──────── Excerpted data ────────

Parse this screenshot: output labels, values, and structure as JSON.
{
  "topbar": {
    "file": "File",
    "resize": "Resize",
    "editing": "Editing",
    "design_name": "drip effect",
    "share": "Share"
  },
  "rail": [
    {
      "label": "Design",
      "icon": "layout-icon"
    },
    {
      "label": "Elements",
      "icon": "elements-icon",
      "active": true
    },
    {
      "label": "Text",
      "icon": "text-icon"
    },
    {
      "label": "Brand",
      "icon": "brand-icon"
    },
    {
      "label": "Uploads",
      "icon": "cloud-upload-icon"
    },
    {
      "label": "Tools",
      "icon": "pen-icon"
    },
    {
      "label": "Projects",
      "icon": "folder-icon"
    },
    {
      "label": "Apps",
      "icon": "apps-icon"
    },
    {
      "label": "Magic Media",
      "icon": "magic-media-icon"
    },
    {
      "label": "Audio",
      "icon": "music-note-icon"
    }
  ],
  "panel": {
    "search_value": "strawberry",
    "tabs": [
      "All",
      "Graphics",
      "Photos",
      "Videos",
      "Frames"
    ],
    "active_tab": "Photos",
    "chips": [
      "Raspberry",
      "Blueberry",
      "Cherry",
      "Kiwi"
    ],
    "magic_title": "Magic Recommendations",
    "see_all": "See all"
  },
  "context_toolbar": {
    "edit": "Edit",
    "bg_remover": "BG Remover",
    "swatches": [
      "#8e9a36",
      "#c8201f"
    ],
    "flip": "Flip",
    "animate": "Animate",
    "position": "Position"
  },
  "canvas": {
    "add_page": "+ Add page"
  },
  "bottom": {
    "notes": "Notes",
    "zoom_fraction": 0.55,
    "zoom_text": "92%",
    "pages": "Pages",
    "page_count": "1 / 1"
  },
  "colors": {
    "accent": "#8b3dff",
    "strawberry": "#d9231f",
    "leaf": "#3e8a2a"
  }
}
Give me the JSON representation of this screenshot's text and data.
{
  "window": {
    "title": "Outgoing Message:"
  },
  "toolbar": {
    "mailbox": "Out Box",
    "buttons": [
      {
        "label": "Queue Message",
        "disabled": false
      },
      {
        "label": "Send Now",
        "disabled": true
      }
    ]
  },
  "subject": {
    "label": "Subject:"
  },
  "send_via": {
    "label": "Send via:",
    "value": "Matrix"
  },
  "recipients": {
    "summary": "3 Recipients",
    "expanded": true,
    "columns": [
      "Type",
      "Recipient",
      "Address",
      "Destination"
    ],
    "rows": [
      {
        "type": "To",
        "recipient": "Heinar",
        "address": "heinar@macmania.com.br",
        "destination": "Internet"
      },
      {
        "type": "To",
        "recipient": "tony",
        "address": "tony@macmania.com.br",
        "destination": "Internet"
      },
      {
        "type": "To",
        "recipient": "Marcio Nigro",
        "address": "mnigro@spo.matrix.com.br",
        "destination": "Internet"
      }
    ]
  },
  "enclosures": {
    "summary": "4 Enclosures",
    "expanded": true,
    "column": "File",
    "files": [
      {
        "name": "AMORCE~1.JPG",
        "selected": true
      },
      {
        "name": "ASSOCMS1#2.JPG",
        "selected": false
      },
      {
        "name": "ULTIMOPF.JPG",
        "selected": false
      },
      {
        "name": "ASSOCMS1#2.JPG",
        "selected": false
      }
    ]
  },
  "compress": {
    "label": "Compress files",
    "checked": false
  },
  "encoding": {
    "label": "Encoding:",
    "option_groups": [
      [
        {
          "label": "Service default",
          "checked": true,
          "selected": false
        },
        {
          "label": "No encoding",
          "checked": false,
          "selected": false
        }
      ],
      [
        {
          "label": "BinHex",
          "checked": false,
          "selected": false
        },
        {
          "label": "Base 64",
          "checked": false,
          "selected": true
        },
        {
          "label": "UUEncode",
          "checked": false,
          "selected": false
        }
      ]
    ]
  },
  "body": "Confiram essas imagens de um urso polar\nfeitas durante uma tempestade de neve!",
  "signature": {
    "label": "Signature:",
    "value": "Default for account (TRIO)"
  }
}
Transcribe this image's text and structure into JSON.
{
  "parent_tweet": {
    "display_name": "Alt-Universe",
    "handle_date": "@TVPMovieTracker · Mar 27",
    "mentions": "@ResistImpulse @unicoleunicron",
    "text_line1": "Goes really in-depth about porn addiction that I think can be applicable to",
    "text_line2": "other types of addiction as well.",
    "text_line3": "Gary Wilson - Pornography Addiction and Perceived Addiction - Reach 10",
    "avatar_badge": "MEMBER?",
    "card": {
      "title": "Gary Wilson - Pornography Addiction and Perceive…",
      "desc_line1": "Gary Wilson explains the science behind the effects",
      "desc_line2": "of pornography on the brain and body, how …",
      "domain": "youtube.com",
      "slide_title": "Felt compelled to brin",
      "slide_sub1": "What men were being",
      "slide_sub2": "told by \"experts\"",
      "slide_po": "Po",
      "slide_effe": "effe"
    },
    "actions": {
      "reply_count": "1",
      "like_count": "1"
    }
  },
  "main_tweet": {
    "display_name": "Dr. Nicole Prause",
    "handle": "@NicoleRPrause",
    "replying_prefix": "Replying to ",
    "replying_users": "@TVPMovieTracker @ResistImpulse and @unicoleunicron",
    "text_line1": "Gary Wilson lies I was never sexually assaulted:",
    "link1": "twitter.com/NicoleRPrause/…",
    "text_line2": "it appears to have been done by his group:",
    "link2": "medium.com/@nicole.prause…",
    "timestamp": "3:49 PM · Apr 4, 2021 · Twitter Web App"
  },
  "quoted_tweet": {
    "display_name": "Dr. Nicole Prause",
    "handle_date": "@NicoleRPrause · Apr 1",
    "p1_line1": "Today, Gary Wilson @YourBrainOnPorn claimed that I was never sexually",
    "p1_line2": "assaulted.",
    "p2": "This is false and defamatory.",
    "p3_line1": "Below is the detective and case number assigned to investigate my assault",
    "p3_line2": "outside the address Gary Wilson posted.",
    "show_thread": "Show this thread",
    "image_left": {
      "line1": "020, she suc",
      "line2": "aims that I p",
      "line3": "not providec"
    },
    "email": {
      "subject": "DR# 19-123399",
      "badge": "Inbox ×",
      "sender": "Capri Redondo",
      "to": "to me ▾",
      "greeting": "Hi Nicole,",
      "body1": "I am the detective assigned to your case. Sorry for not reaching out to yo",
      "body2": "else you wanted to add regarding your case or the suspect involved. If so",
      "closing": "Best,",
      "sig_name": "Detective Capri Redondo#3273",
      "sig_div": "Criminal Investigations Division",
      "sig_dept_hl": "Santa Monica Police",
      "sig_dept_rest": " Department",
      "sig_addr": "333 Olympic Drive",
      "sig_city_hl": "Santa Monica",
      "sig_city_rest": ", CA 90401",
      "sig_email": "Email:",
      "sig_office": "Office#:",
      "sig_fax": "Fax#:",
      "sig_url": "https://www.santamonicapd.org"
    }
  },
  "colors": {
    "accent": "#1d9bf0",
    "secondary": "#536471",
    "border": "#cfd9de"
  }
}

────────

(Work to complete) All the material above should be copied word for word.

(Answer space)
Parse this screenshot: output labels, values, and structure as JSON.
{
  "topbar": {
    "file": "File",
    "resize": "Resize",
    "editing": "Editing",
    "design_name": "drip effect",
    "share": "Share"
  },
  "rail": [
    {
      "label": "Design",
      "icon": "layout-icon"
    },
    {
      "label": "Elements",
      "icon": "elements-icon",
      "active": true
    },
    {
      "label": "Text",
      "icon": "text-icon"
    },
    {
      "label": "Brand",
      "icon": "brand-icon"
    },
    {
      "label": "Uploads",
      "icon": "cloud-upload-icon"
    },
    {
      "label": "Tools",
      "icon": "pen-icon"
    },
    {
      "label": "Projects",
      "icon": "folder-icon"
    },
    {
      "label": "Apps",
      "icon": "apps-icon"
    },
    {
      "label": "Magic Media",
      "icon": "magic-media-icon"
    },
    {
      "label": "Audio",
      "icon": "music-note-icon"
    }
  ],
  "panel": {
    "search_value": "strawberry",
    "tabs": [
      "All",
      "Graphics",
      "Photos",
      "Videos",
      "Frames"
    ],
    "active_tab": "Photos",
    "chips": [
      "Raspberry",
      "Blueberry",
      "Cherry",
      "Kiwi"
    ],
    "magic_title": "Magic Recommendations",
    "see_all": "See all"
  },
  "context_toolbar": {
    "edit": "Edit",
    "bg_remover": "BG Remover",
    "swatches": [
      "#8e9a36",
      "#c8201f"
    ],
    "flip": "Flip",
    "animate": "Animate",
    "position": "Position"
  },
  "canvas": {
    "add_page": "+ Add page"
  },
  "bottom": {
    "notes": "Notes",
    "zoom_fraction": 0.55,
    "zoom_text": "92%",
    "pages": "Pages",
    "page_count": "1 / 1"
  },
  "colors": {
    "accent": "#8b3dff",
    "strawberry": "#d9231f",
    "leaf": "#3e8a2a"
  }
}
Give me the JSON representation of this screenshot's text and data.
{
  "window": {
    "title": "Outgoing Message:"
  },
  "toolbar": {
    "mailbox": "Out Box",
    "buttons": [
      {
        "label": "Queue Message",
        "disabled": false
      },
      {
        "label": "Send Now",
        "disabled": true
      }
    ]
  },
  "subject": {
    "label": "Subject:"
  },
  "send_via": {
    "label": "Send via:",
    "value": "Matrix"
  },
  "recipients": {
    "summary": "3 Recipients",
    "expanded": true,
    "columns": [
      "Type",
      "Recipient",
      "Address",
      "Destination"
    ],
    "rows": [
      {
        "type": "To",
        "recipient": "Heinar",
        "address": "heinar@macmania.com.br",
        "destination": "Internet"
      },
      {
        "type": "To",
        "recipient": "tony",
        "address": "tony@macmania.com.br",
        "destination": "Internet"
      },
      {
        "type": "To",
        "recipient": "Marcio Nigro",
        "address": "mnigro@spo.matrix.com.br",
        "destination": "Internet"
      }
    ]
  },
  "enclosures": {
    "summary": "4 Enclosures",
    "expanded": true,
    "column": "File",
    "files": [
      {
        "name": "AMORCE~1.JPG",
        "selected": true
      },
      {
        "name": "ASSOCMS1#2.JPG",
        "selected": false
      },
      {
        "name": "ULTIMOPF.JPG",
        "selected": false
      },
      {
        "name": "ASSOCMS1#2.JPG",
        "selected": false
      }
    ]
  },
  "compress": {
    "label": "Compress files",
    "checked": false
  },
  "encoding": {
    "label": "Encoding:",
    "option_groups": [
      [
        {
          "label": "Service default",
          "checked": true,
          "selected": false
        },
        {
          "label": "No encoding",
          "checked": false,
          "selected": false
        }
      ],
      [
        {
          "label": "BinHex",
          "checked": false,
          "selected": false
        },
        {
          "label": "Base 64",
          "checked": false,
          "selected": true
        },
        {
          "label": "UUEncode",
          "checked": false,
          "selected": false
        }
      ]
    ]
  },
  "body": "Confiram essas imagens de um urso polar\nfeitas durante uma tempestade de neve!",
  "signature": {
    "label": "Signature:",
    "value": "Default for account (TRIO)"
  }
}
Transcribe this image's text and structure into JSON.
{
  "parent_tweet": {
    "display_name": "Alt-Universe",
    "handle_date": "@TVPMovieTracker · Mar 27",
    "mentions": "@ResistImpulse @unicoleunicron",
    "text_line1": "Goes really in-depth about porn addiction that I think can be applicable to",
    "text_line2": "other types of addiction as well.",
    "text_line3": "Gary Wilson - Pornography Addiction and Perceived Addiction - Reach 10",
    "avatar_badge": "MEMBER?",
    "card": {
      "title": "Gary Wilson - Pornography Addiction and Perceive…",
      "desc_line1": "Gary Wilson explains the science behind the effects",
      "desc_line2": "of pornography on the brain and body, how …",
      "domain": "youtube.com",
      "slide_title": "Felt compelled to brin",
      "slide_sub1": "What men were being",
      "slide_sub2": "told by \"experts\"",
      "slide_po": "Po",
      "slide_effe": "effe"
    },
    "actions": {
      "reply_count": "1",
      "like_count": "1"
    }
  },
  "main_tweet": {
    "display_name": "Dr. Nicole Prause",
    "handle": "@NicoleRPrause",
    "replying_prefix": "Replying to ",
    "replying_users": "@TVPMovieTracker @ResistImpulse and @unicoleunicron",
    "text_line1": "Gary Wilson lies I was never sexually assaulted:",
    "link1": "twitter.com/NicoleRPrause/…",
    "text_line2": "it appears to have been done by his group:",
    "link2": "medium.com/@nicole.prause…",
    "timestamp": "3:49 PM · Apr 4, 2021 · Twitter Web App"
  },
  "quoted_tweet": {
    "display_name": "Dr. Nicole Prause",
    "handle_date": "@NicoleRPrause · Apr 1",
    "p1_line1": "Today, Gary Wilson @YourBrainOnPorn claimed that I was never sexually",
    "p1_line2": "assaulted.",
    "p2": "This is false and defamatory.",
    "p3_line1": "Below is the detective and case number assigned to investigate my assault",
    "p3_line2": "outside the address Gary Wilson posted.",
    "show_thread": "Show this thread",
    "image_left": {
      "line1": "020, she suc",
      "line2": "aims that I p",
      "line3": "not providec"
    },
    "email": {
      "subject": "DR# 19-123399",
      "badge": "Inbox ×",
      "sender": "Capri Redondo",
      "to": "to me ▾",
      "greeting": "Hi Nicole,",
      "body1": "I am the detective assigned to your case. Sorry for not reaching out to yo",
      "body2": "else you wanted to add regarding your case or the suspect involved. If so",
      "closing": "Best,",
      "sig_name": "Detective Capri Redondo#3273",
      "sig_div": "Criminal Investigations Division",
      "sig_dept_hl": "Santa Monica Police",
      "sig_dept_rest": " Department",
      "sig_addr": "333 Olympic Drive",
      "sig_city_hl": "Santa Monica",
      "sig_city_rest": ", CA 90401",
      "sig_email": "Email:",
      "sig_office": "Office#:",
      "sig_fax": "Fax#:",
      "sig_url": "https://www.santamonicapd.org"
    }
  },
  "colors": {
    "accent": "#1d9bf0",
    "secondary": "#536471",
    "border": "#cfd9de"
  }
}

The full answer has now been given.